— SUPPLIED INFORMATION —
-=-=-

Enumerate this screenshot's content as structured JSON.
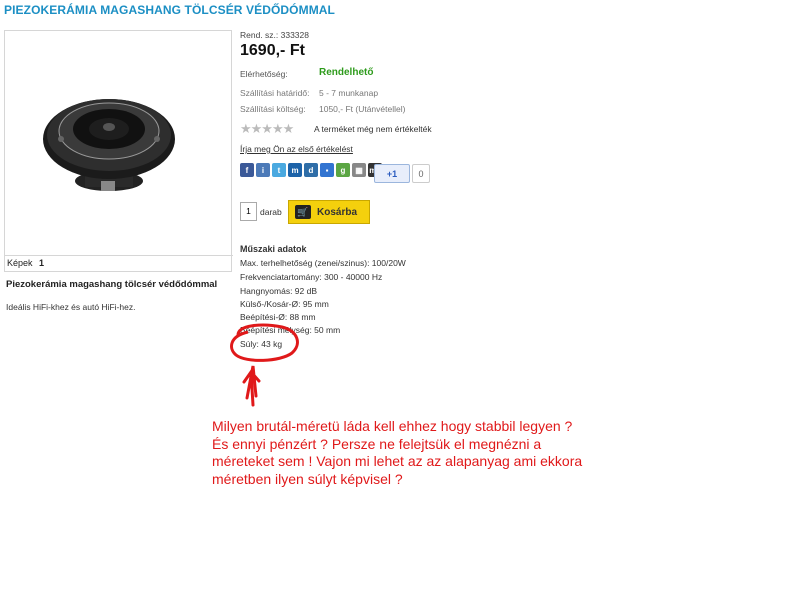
{
  "product": {
    "title": "PIEZOKERÁMIA MAGASHANG TÖLCSÉR VÉDŐDÓMMAL",
    "order_label": "Rend. sz.: 333328",
    "price": "1690,- Ft",
    "availability_label": "Elérhetőség:",
    "availability_value": "Rendelhető",
    "delivery_time_label": "Szállítási határidő:",
    "delivery_time_value": "5 - 7 munkanap",
    "shipping_cost_label": "Szállítási költség:",
    "shipping_cost_value": "1050,- Ft (Utánvétellel)",
    "rating_text": "A terméket még nem értékelték",
    "rating_stars_filled": 0,
    "rating_stars_total": 5,
    "write_review": "Írja meg Ön az első értékelést",
    "plus_label": "+1",
    "plus_count": "0",
    "qty": "1",
    "qty_unit": "darab",
    "cart_button": "Kosárba",
    "images_label": "Képek",
    "images_page": "1",
    "name": "Piezokerámia magashang tölcsér védődómmal",
    "description": "Ideális HiFi-khez és autó HiFi-hez."
  },
  "socials": [
    {
      "icon": "facebook-icon",
      "color": "#3b5998",
      "glyph": "f"
    },
    {
      "icon": "iwiw-icon",
      "color": "#4c7ab8",
      "glyph": "i"
    },
    {
      "icon": "twitter-icon",
      "color": "#4aa9e0",
      "glyph": "t"
    },
    {
      "icon": "myspace-icon",
      "color": "#1d63a9",
      "glyph": "m"
    },
    {
      "icon": "digg-icon",
      "color": "#2f6ea8",
      "glyph": "d"
    },
    {
      "icon": "delicious-icon",
      "color": "#3274d1",
      "glyph": "▪"
    },
    {
      "icon": "google-bookmark-icon",
      "color": "#5ba643",
      "glyph": "g"
    },
    {
      "icon": "share-grid-icon",
      "color": "#888888",
      "glyph": "▦"
    },
    {
      "icon": "mixx-icon",
      "color": "#333333",
      "glyph": "my"
    }
  ],
  "specs": {
    "title": "Műszaki adatok",
    "lines": [
      "Max. terhelhetőség (zenei/szinus): 100/20W",
      "Frekvenciatartomány: 300 - 40000 Hz",
      "Hangnyomás: 92 dB",
      "Külső-/Kosár-Ø: 95 mm",
      "Beépítési-Ø: 88 mm",
      "Beépítési mélység: 50 mm",
      "Súly: 43 kg"
    ]
  },
  "annotation": {
    "lines": [
      "Milyen  brutál-méretü láda kell ehhez hogy stabbil legyen ?",
      "És ennyi pénzért  ? Persze ne felejtsük el megnézni a",
      "méreteket sem ! Vajon mi lehet az az alapanyag ami ekkora",
      "méretben ilyen súlyt képvisel ?"
    ],
    "color": "#e0191a"
  }
}
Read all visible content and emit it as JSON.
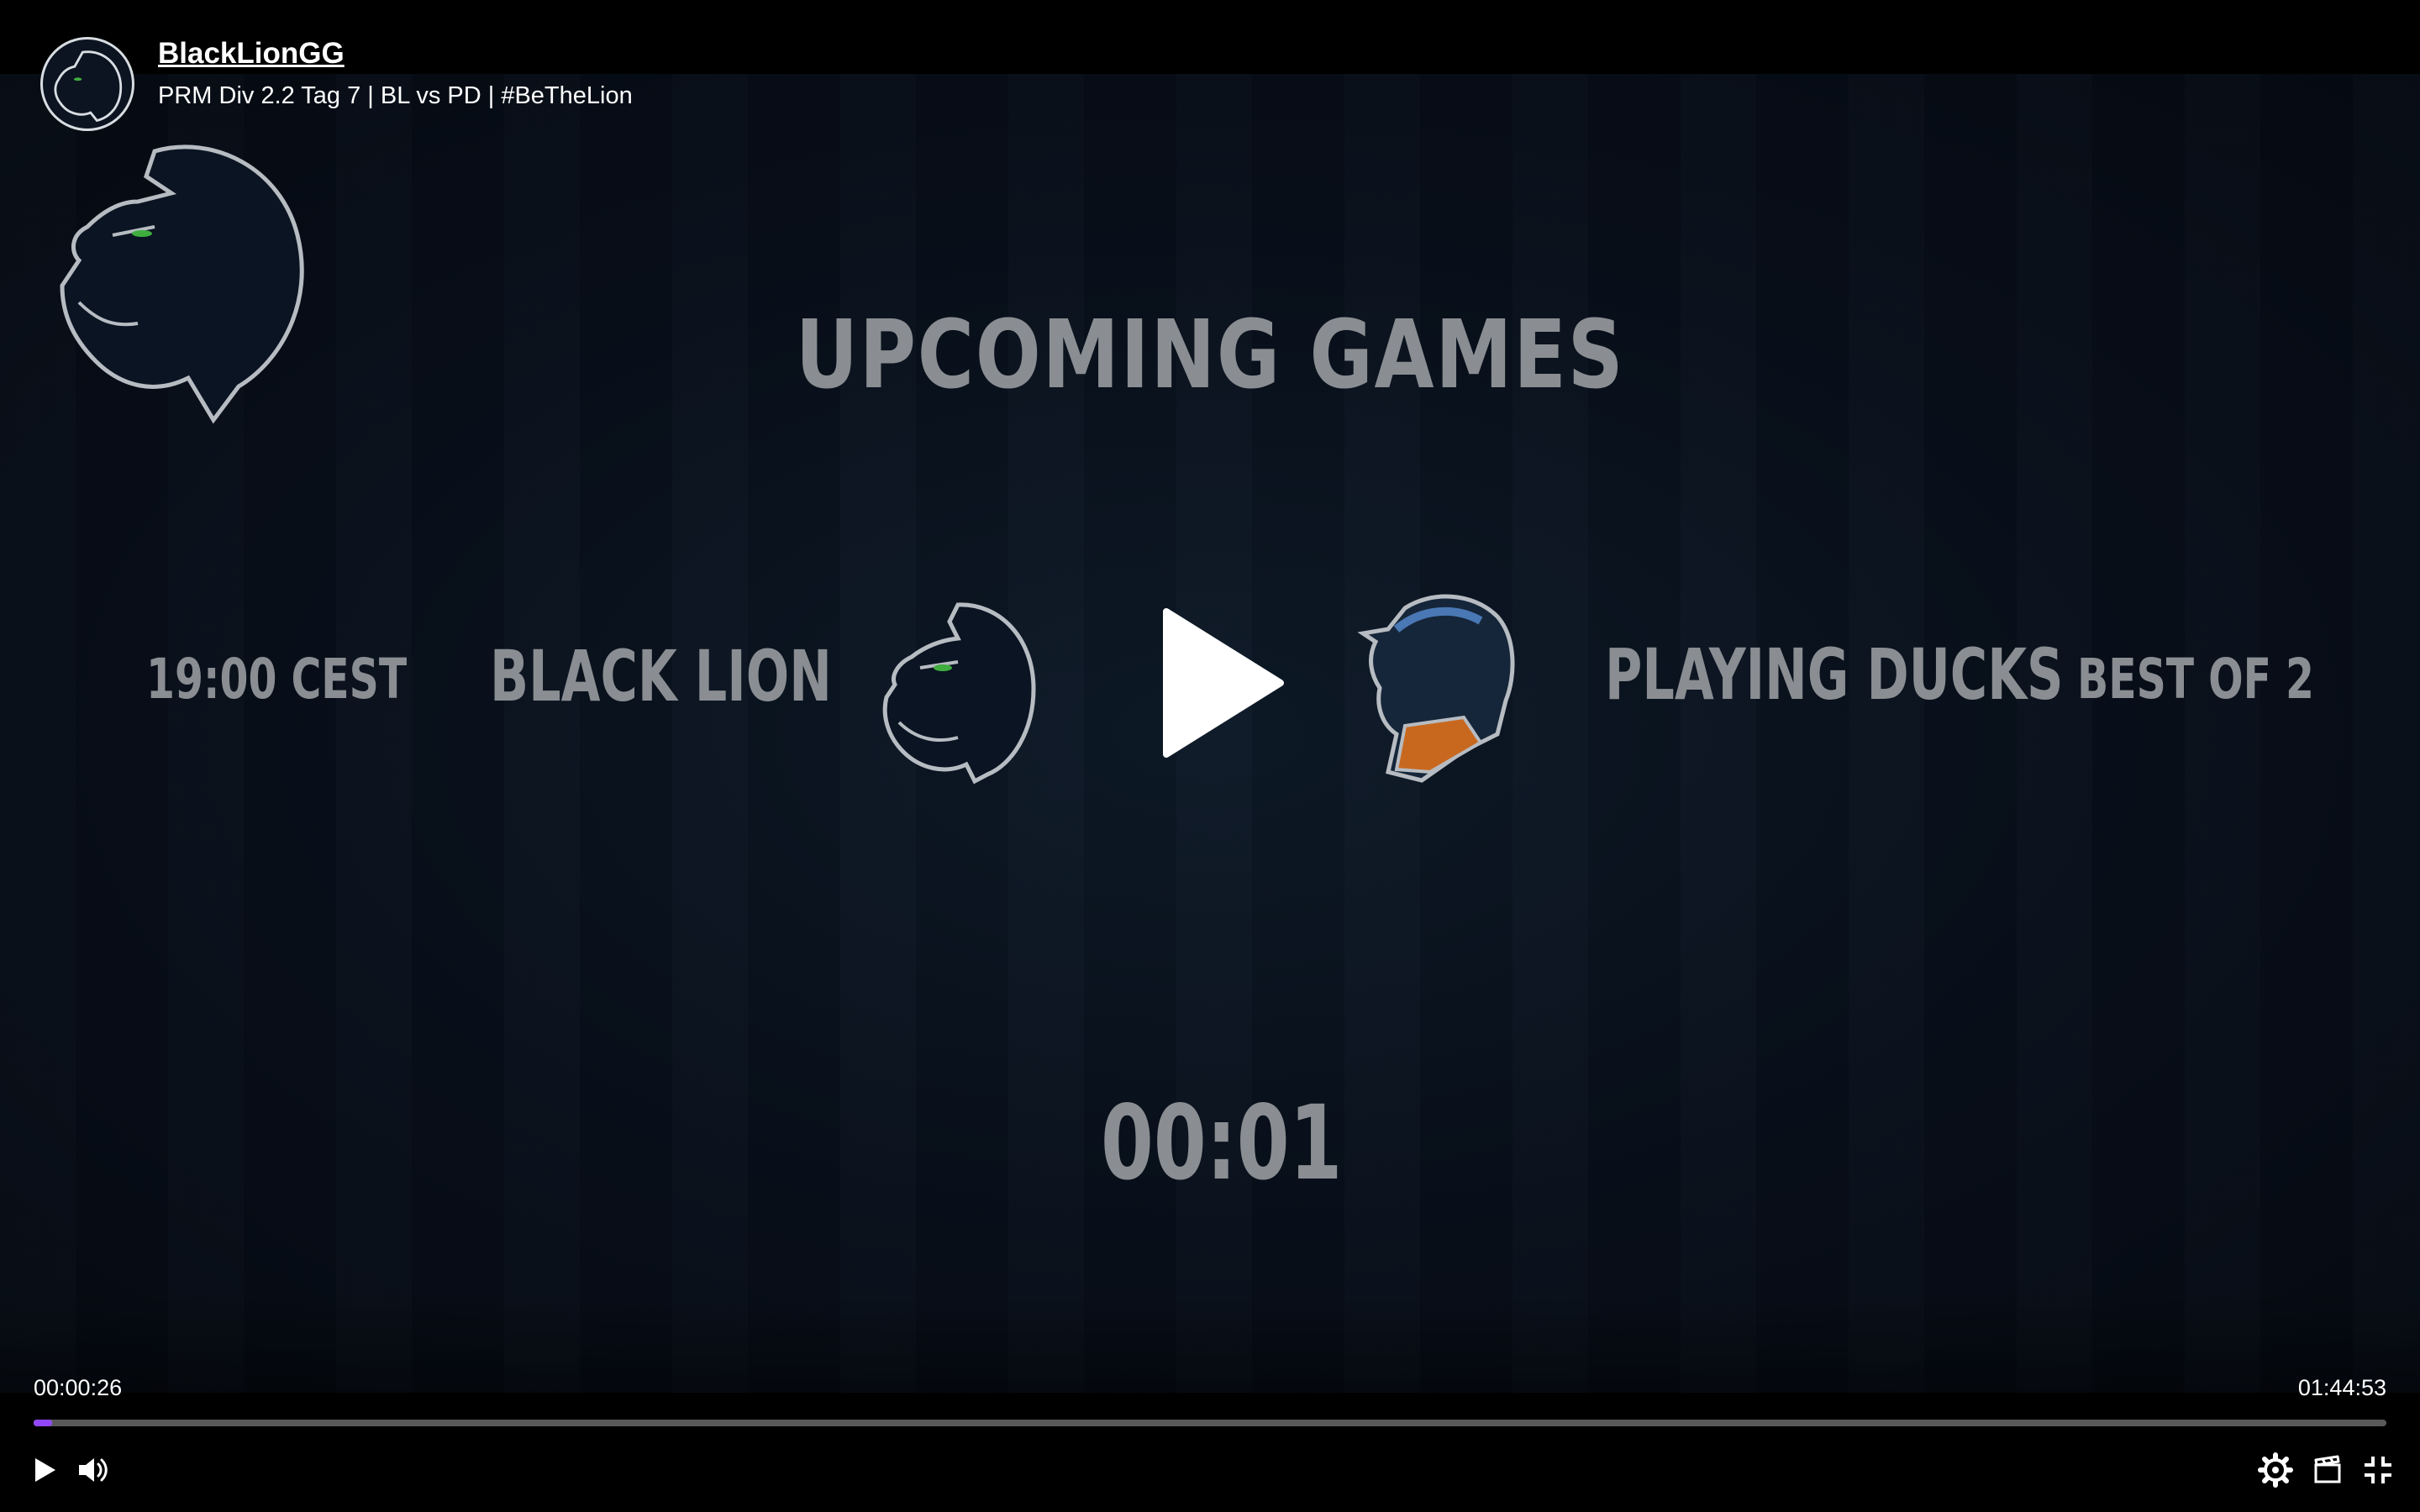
{
  "header": {
    "channel_name": "BlackLionGG",
    "stream_title": "PRM Div 2.2 Tag 7 | BL vs PD | #BeTheLion"
  },
  "overlay": {
    "heading": "UPCOMING GAMES",
    "match_time": "19:00 CEST",
    "team_a": "BLACK LION",
    "team_b": "PLAYING DUCKS",
    "format": "BEST OF 2",
    "countdown": "00:01"
  },
  "player": {
    "current_time": "00:00:26",
    "duration": "01:44:53",
    "progress_fraction": 0.004,
    "buffered_fraction": 0.008,
    "icons": [
      "play-icon",
      "volume-icon",
      "settings-icon",
      "clip-icon",
      "exit-fullscreen-icon"
    ]
  },
  "colors": {
    "accent": "#9147ff",
    "overlay_text": "#8a8e92",
    "duck_beak": "#c8681f"
  }
}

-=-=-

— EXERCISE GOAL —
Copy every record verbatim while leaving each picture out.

— YOUR SOLUTION —
Enumerate this screenshot's content as structured JSON.
{
  "product": {
    "title": "PIEZOKERÁMIA MAGASHANG TÖLCSÉR VÉDŐDÓMMAL",
    "order_label": "Rend. sz.: 333328",
    "price": "1690,- Ft",
    "availability_label": "Elérhetőség:",
    "availability_value": "Rendelhető",
    "delivery_time_label": "Szállítási határidő:",
    "delivery_time_value": "5 - 7 munkanap",
    "shipping_cost_label": "Szállítási költség:",
    "shipping_cost_value": "1050,- Ft (Utánvétellel)",
    "rating_text": "A terméket még nem értékelték",
    "rating_stars_filled": 0,
    "rating_stars_total": 5,
    "write_review": "Írja meg Ön az első értékelést",
    "plus_label": "+1",
    "plus_count": "0",
    "qty": "1",
    "qty_unit": "darab",
    "cart_button": "Kosárba",
    "images_label": "Képek",
    "images_page": "1",
    "name": "Piezokerámia magashang tölcsér védődómmal",
    "description": "Ideális HiFi-khez és autó HiFi-hez."
  },
  "socials": [
    {
      "icon": "facebook-icon",
      "color": "#3b5998",
      "glyph": "f"
    },
    {
      "icon": "iwiw-icon",
      "color": "#4c7ab8",
      "glyph": "i"
    },
    {
      "icon": "twitter-icon",
      "color": "#4aa9e0",
      "glyph": "t"
    },
    {
      "icon": "myspace-icon",
      "color": "#1d63a9",
      "glyph": "m"
    },
    {
      "icon": "digg-icon",
      "color": "#2f6ea8",
      "glyph": "d"
    },
    {
      "icon": "delicious-icon",
      "color": "#3274d1",
      "glyph": "▪"
    },
    {
      "icon": "google-bookmark-icon",
      "color": "#5ba643",
      "glyph": "g"
    },
    {
      "icon": "share-grid-icon",
      "color": "#888888",
      "glyph": "▦"
    },
    {
      "icon": "mixx-icon",
      "color": "#333333",
      "glyph": "my"
    }
  ],
  "specs": {
    "title": "Műszaki adatok",
    "lines": [
      "Max. terhelhetőség (zenei/szinus): 100/20W",
      "Frekvenciatartomány: 300 - 40000 Hz",
      "Hangnyomás: 92 dB",
      "Külső-/Kosár-Ø: 95 mm",
      "Beépítési-Ø: 88 mm",
      "Beépítési mélység: 50 mm",
      "Súly: 43 kg"
    ]
  },
  "annotation": {
    "lines": [
      "Milyen  brutál-méretü láda kell ehhez hogy stabbil legyen ?",
      "És ennyi pénzért  ? Persze ne felejtsük el megnézni a",
      "méreteket sem ! Vajon mi lehet az az alapanyag ami ekkora",
      "méretben ilyen súlyt képvisel ?"
    ],
    "color": "#e0191a"
  }
}
Read all visible content and emit it as JSON.
{
  "header": {
    "channel_name": "BlackLionGG",
    "stream_title": "PRM Div 2.2 Tag 7 | BL vs PD | #BeTheLion"
  },
  "overlay": {
    "heading": "UPCOMING GAMES",
    "match_time": "19:00 CEST",
    "team_a": "BLACK LION",
    "team_b": "PLAYING DUCKS",
    "format": "BEST OF 2",
    "countdown": "00:01"
  },
  "player": {
    "current_time": "00:00:26",
    "duration": "01:44:53",
    "progress_fraction": 0.004,
    "buffered_fraction": 0.008,
    "icons": [
      "play-icon",
      "volume-icon",
      "settings-icon",
      "clip-icon",
      "exit-fullscreen-icon"
    ]
  },
  "colors": {
    "accent": "#9147ff",
    "overlay_text": "#8a8e92",
    "duck_beak": "#c8681f"
  }
}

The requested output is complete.